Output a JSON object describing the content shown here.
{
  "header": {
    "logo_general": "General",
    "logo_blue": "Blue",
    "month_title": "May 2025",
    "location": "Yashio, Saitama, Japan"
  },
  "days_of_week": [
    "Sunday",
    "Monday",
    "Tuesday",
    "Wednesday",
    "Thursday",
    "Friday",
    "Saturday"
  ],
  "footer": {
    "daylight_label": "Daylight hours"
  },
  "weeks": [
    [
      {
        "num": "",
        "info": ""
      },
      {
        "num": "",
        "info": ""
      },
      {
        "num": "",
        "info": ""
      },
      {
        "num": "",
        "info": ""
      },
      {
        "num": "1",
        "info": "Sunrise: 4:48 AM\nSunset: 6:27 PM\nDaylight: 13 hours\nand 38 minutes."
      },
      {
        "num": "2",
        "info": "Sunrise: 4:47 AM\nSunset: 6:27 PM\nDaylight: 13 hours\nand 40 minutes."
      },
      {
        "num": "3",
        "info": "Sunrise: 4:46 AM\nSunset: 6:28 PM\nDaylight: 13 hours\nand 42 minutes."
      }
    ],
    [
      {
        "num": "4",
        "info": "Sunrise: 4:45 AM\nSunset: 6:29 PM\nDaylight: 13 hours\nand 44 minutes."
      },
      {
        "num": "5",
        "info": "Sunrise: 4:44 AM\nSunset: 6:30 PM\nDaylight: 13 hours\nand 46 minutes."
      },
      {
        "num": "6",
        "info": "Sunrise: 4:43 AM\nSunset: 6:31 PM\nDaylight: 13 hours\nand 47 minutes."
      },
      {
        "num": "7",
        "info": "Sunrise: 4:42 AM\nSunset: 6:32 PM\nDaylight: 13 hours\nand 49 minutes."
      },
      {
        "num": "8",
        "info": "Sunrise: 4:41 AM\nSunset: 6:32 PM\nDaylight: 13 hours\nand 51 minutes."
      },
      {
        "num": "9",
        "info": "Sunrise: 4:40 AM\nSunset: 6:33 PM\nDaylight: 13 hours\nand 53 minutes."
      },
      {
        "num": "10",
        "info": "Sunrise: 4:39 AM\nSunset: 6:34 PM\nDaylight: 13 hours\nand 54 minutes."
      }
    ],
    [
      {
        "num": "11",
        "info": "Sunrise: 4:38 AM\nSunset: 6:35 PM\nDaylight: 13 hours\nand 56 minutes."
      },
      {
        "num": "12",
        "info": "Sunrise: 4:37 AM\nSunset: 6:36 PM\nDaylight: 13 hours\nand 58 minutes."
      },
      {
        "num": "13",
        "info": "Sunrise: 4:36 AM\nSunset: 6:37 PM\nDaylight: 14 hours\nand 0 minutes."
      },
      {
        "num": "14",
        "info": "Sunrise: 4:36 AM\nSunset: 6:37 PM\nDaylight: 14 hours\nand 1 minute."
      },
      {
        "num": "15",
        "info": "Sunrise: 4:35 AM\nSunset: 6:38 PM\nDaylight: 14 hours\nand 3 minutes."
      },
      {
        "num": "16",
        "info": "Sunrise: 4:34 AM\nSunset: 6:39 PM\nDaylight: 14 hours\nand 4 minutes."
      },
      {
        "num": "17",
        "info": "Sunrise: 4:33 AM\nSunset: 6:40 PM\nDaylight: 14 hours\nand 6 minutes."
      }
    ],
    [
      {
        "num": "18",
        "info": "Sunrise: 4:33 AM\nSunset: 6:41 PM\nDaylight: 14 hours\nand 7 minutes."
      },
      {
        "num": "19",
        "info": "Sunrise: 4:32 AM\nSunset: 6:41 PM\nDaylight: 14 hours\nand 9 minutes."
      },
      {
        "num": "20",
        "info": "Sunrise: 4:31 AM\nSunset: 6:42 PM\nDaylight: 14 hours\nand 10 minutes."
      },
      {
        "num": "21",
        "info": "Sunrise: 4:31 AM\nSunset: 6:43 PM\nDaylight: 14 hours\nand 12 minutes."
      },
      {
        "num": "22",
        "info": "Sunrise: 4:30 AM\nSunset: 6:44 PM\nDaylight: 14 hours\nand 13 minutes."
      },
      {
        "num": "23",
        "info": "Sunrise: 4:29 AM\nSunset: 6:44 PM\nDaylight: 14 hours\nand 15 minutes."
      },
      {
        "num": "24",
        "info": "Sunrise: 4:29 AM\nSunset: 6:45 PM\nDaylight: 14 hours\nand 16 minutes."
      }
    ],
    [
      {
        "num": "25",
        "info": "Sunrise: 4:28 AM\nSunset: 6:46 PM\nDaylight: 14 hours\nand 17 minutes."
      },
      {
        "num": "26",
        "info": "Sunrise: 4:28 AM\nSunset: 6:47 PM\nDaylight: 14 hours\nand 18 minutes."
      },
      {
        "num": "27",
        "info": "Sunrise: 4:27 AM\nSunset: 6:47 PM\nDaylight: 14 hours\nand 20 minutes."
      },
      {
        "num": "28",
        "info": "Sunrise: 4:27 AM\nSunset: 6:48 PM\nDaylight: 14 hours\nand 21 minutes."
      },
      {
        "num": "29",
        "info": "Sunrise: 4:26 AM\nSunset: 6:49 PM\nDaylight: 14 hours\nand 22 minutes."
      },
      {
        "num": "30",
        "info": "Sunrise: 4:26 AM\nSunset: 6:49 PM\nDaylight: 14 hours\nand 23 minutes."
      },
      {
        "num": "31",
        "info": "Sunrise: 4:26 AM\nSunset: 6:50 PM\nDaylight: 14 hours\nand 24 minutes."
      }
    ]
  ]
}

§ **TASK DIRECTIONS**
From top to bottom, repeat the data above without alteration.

§ **EXERCISE RESPONSE**
Output a JSON object describing the content shown here.
{
  "header": {
    "logo_general": "General",
    "logo_blue": "Blue",
    "month_title": "May 2025",
    "location": "Yashio, Saitama, Japan"
  },
  "days_of_week": [
    "Sunday",
    "Monday",
    "Tuesday",
    "Wednesday",
    "Thursday",
    "Friday",
    "Saturday"
  ],
  "footer": {
    "daylight_label": "Daylight hours"
  },
  "weeks": [
    [
      {
        "num": "",
        "info": ""
      },
      {
        "num": "",
        "info": ""
      },
      {
        "num": "",
        "info": ""
      },
      {
        "num": "",
        "info": ""
      },
      {
        "num": "1",
        "info": "Sunrise: 4:48 AM\nSunset: 6:27 PM\nDaylight: 13 hours\nand 38 minutes."
      },
      {
        "num": "2",
        "info": "Sunrise: 4:47 AM\nSunset: 6:27 PM\nDaylight: 13 hours\nand 40 minutes."
      },
      {
        "num": "3",
        "info": "Sunrise: 4:46 AM\nSunset: 6:28 PM\nDaylight: 13 hours\nand 42 minutes."
      }
    ],
    [
      {
        "num": "4",
        "info": "Sunrise: 4:45 AM\nSunset: 6:29 PM\nDaylight: 13 hours\nand 44 minutes."
      },
      {
        "num": "5",
        "info": "Sunrise: 4:44 AM\nSunset: 6:30 PM\nDaylight: 13 hours\nand 46 minutes."
      },
      {
        "num": "6",
        "info": "Sunrise: 4:43 AM\nSunset: 6:31 PM\nDaylight: 13 hours\nand 47 minutes."
      },
      {
        "num": "7",
        "info": "Sunrise: 4:42 AM\nSunset: 6:32 PM\nDaylight: 13 hours\nand 49 minutes."
      },
      {
        "num": "8",
        "info": "Sunrise: 4:41 AM\nSunset: 6:32 PM\nDaylight: 13 hours\nand 51 minutes."
      },
      {
        "num": "9",
        "info": "Sunrise: 4:40 AM\nSunset: 6:33 PM\nDaylight: 13 hours\nand 53 minutes."
      },
      {
        "num": "10",
        "info": "Sunrise: 4:39 AM\nSunset: 6:34 PM\nDaylight: 13 hours\nand 54 minutes."
      }
    ],
    [
      {
        "num": "11",
        "info": "Sunrise: 4:38 AM\nSunset: 6:35 PM\nDaylight: 13 hours\nand 56 minutes."
      },
      {
        "num": "12",
        "info": "Sunrise: 4:37 AM\nSunset: 6:36 PM\nDaylight: 13 hours\nand 58 minutes."
      },
      {
        "num": "13",
        "info": "Sunrise: 4:36 AM\nSunset: 6:37 PM\nDaylight: 14 hours\nand 0 minutes."
      },
      {
        "num": "14",
        "info": "Sunrise: 4:36 AM\nSunset: 6:37 PM\nDaylight: 14 hours\nand 1 minute."
      },
      {
        "num": "15",
        "info": "Sunrise: 4:35 AM\nSunset: 6:38 PM\nDaylight: 14 hours\nand 3 minutes."
      },
      {
        "num": "16",
        "info": "Sunrise: 4:34 AM\nSunset: 6:39 PM\nDaylight: 14 hours\nand 4 minutes."
      },
      {
        "num": "17",
        "info": "Sunrise: 4:33 AM\nSunset: 6:40 PM\nDaylight: 14 hours\nand 6 minutes."
      }
    ],
    [
      {
        "num": "18",
        "info": "Sunrise: 4:33 AM\nSunset: 6:41 PM\nDaylight: 14 hours\nand 7 minutes."
      },
      {
        "num": "19",
        "info": "Sunrise: 4:32 AM\nSunset: 6:41 PM\nDaylight: 14 hours\nand 9 minutes."
      },
      {
        "num": "20",
        "info": "Sunrise: 4:31 AM\nSunset: 6:42 PM\nDaylight: 14 hours\nand 10 minutes."
      },
      {
        "num": "21",
        "info": "Sunrise: 4:31 AM\nSunset: 6:43 PM\nDaylight: 14 hours\nand 12 minutes."
      },
      {
        "num": "22",
        "info": "Sunrise: 4:30 AM\nSunset: 6:44 PM\nDaylight: 14 hours\nand 13 minutes."
      },
      {
        "num": "23",
        "info": "Sunrise: 4:29 AM\nSunset: 6:44 PM\nDaylight: 14 hours\nand 15 minutes."
      },
      {
        "num": "24",
        "info": "Sunrise: 4:29 AM\nSunset: 6:45 PM\nDaylight: 14 hours\nand 16 minutes."
      }
    ],
    [
      {
        "num": "25",
        "info": "Sunrise: 4:28 AM\nSunset: 6:46 PM\nDaylight: 14 hours\nand 17 minutes."
      },
      {
        "num": "26",
        "info": "Sunrise: 4:28 AM\nSunset: 6:47 PM\nDaylight: 14 hours\nand 18 minutes."
      },
      {
        "num": "27",
        "info": "Sunrise: 4:27 AM\nSunset: 6:47 PM\nDaylight: 14 hours\nand 20 minutes."
      },
      {
        "num": "28",
        "info": "Sunrise: 4:27 AM\nSunset: 6:48 PM\nDaylight: 14 hours\nand 21 minutes."
      },
      {
        "num": "29",
        "info": "Sunrise: 4:26 AM\nSunset: 6:49 PM\nDaylight: 14 hours\nand 22 minutes."
      },
      {
        "num": "30",
        "info": "Sunrise: 4:26 AM\nSunset: 6:49 PM\nDaylight: 14 hours\nand 23 minutes."
      },
      {
        "num": "31",
        "info": "Sunrise: 4:26 AM\nSunset: 6:50 PM\nDaylight: 14 hours\nand 24 minutes."
      }
    ]
  ]
}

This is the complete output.